Johann Gottlieb Goldberg is today primarily remembered because of Bach's 'Goldberg Variations', a composition based on one of his themes. Born in 1727, Goldberg was one of Bach's most gifted pupils. He was sent to study with the great master at the age of fourteen, after being discovered by Count Keyserling during one of the latter's trips between Russia and Saxony. The boy's enthusiasm helped his musical training no end and he was son making progress by leaps and bounds.
In a short period of time, he flourished into a musician of exceptional virtuosity, and in the field of harpsichord concertos he became the foremost German composer of the mid 18th century. Although he died prematurely in 1756, he managed to attain a phenomenal reputation. He is said to have performed some of the most taxing pieces with consummate ease, not only at first sight, but also when the manuscript was turned upside down.
Although his style reminds one of C.P.E. Bach's keyboard concertos, his individual voice is strongly evident in the abrupt shifts between deep emotion and humour. The two concertos on this disc feature many trailblazing aspects and their exploration of new musical dimensions puts them at the very forefront of the composer's oeuvre.
Waldemar Döling captures all the brilliance and passion of these works in magisterial interpretations of unique versatility. Alas he is no longer with us, but this historic 1985 digital recording is a wonderful testimony to his art as performer not only as a harpsichordist but also as a renowned percussionist.

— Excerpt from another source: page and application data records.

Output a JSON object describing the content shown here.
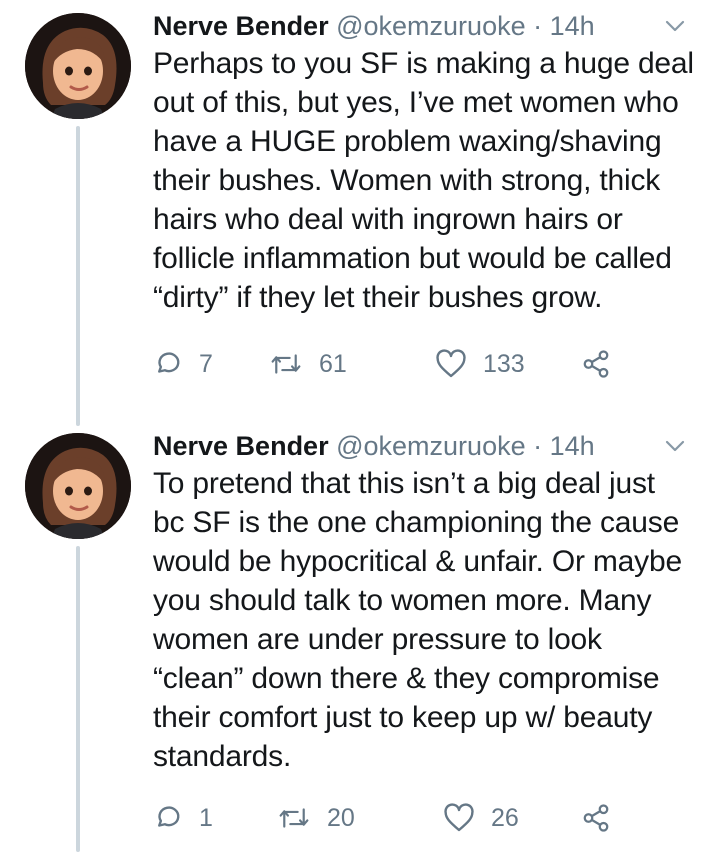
{
  "tweets": [
    {
      "name": "Nerve Bender",
      "handle": "@okemzuruoke",
      "separator": "·",
      "time": "14h",
      "text": "Perhaps to you SF is making a huge deal\nout of this, but yes, I’ve met women who\nhave a HUGE problem waxing/shaving\ntheir bushes. Women with strong, thick\nhairs who deal with ingrown hairs or\nfollicle inflammation but would be called\n“dirty” if they let their bushes grow.",
      "replies": "7",
      "retweets": "61",
      "likes": "133"
    },
    {
      "name": "Nerve Bender",
      "handle": "@okemzuruoke",
      "separator": "·",
      "time": "14h",
      "text": "To pretend that this isn’t a big deal just\nbc SF is the one championing the cause\nwould be hypocritical & unfair. Or maybe\nyou should talk to women more. Many\nwomen are under pressure to look\n“clean” down there & they compromise\ntheir comfort just to keep up w/ beauty\nstandards.",
      "replies": "1",
      "retweets": "20",
      "likes": "26"
    }
  ],
  "icons": {
    "avatar": "avatar-memoji",
    "menu": "chevron-down-icon",
    "reply": "reply-icon",
    "retweet": "retweet-icon",
    "like": "heart-icon",
    "share": "share-icon"
  },
  "colors": {
    "text": "#14171a",
    "secondary": "#657786",
    "thread_line": "#ccd6dd"
  }
}
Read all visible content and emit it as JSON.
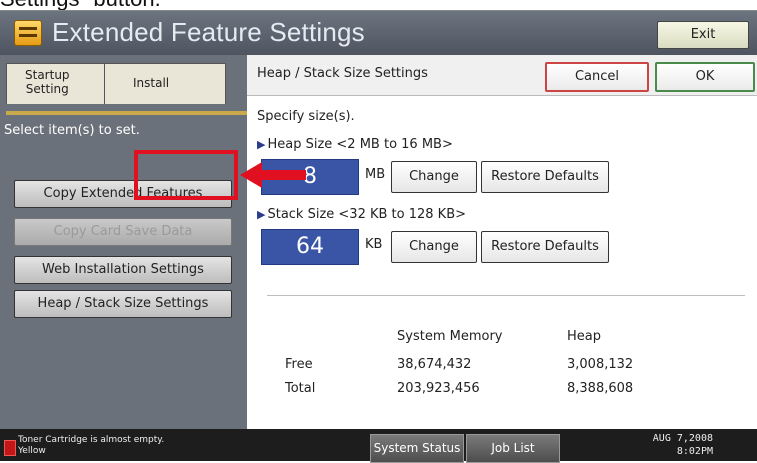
{
  "caption": "Settings\" button.",
  "titlebar": {
    "title": "Extended Feature Settings",
    "exit_label": "Exit"
  },
  "left_panel": {
    "tabs": [
      {
        "label_line1": "Startup",
        "label_line2": "Setting"
      },
      {
        "label": "Install"
      }
    ],
    "hint": "Select item(s) to set.",
    "buttons": [
      {
        "label": "Copy Extended Features"
      },
      {
        "label": "Copy Card Save Data",
        "disabled": true
      },
      {
        "label": "Web Installation Settings"
      },
      {
        "label": "Heap / Stack Size Settings"
      }
    ]
  },
  "main": {
    "title": "Heap / Stack Size Settings",
    "cancel_label": "Cancel",
    "ok_label": "OK",
    "specify": "Specify size(s).",
    "heap": {
      "label": "Heap Size <2 MB to 16 MB>",
      "value": "8",
      "unit": "MB",
      "change_label": "Change",
      "restore_label": "Restore Defaults"
    },
    "stack": {
      "label": "Stack Size <32 KB to 128 KB>",
      "value": "64",
      "unit": "KB",
      "change_label": "Change",
      "restore_label": "Restore Defaults"
    },
    "memory": {
      "col_system": "System Memory",
      "col_heap": "Heap",
      "rows": [
        {
          "label": "Free",
          "system": "38,674,432",
          "heap": "3,008,132"
        },
        {
          "label": "Total",
          "system": "203,923,456",
          "heap": "8,388,608"
        }
      ]
    }
  },
  "statusbar": {
    "toner_line1": "Toner Cartridge is almost empty.",
    "toner_line2": "Yellow",
    "system_status_label": "System Status",
    "job_list_label": "Job List",
    "date": "AUG  7,2008",
    "time": "8:02PM"
  },
  "colors": {
    "highlight": "#e01020",
    "value_box": "#3a55a5"
  }
}
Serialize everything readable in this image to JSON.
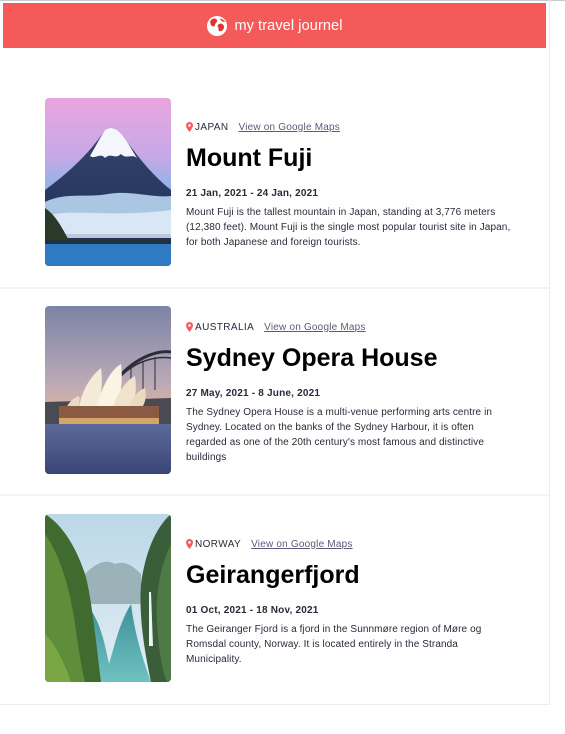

Orchestra and conductor also offer sympathetic support.
Copyright © 2007, Gerald Fenech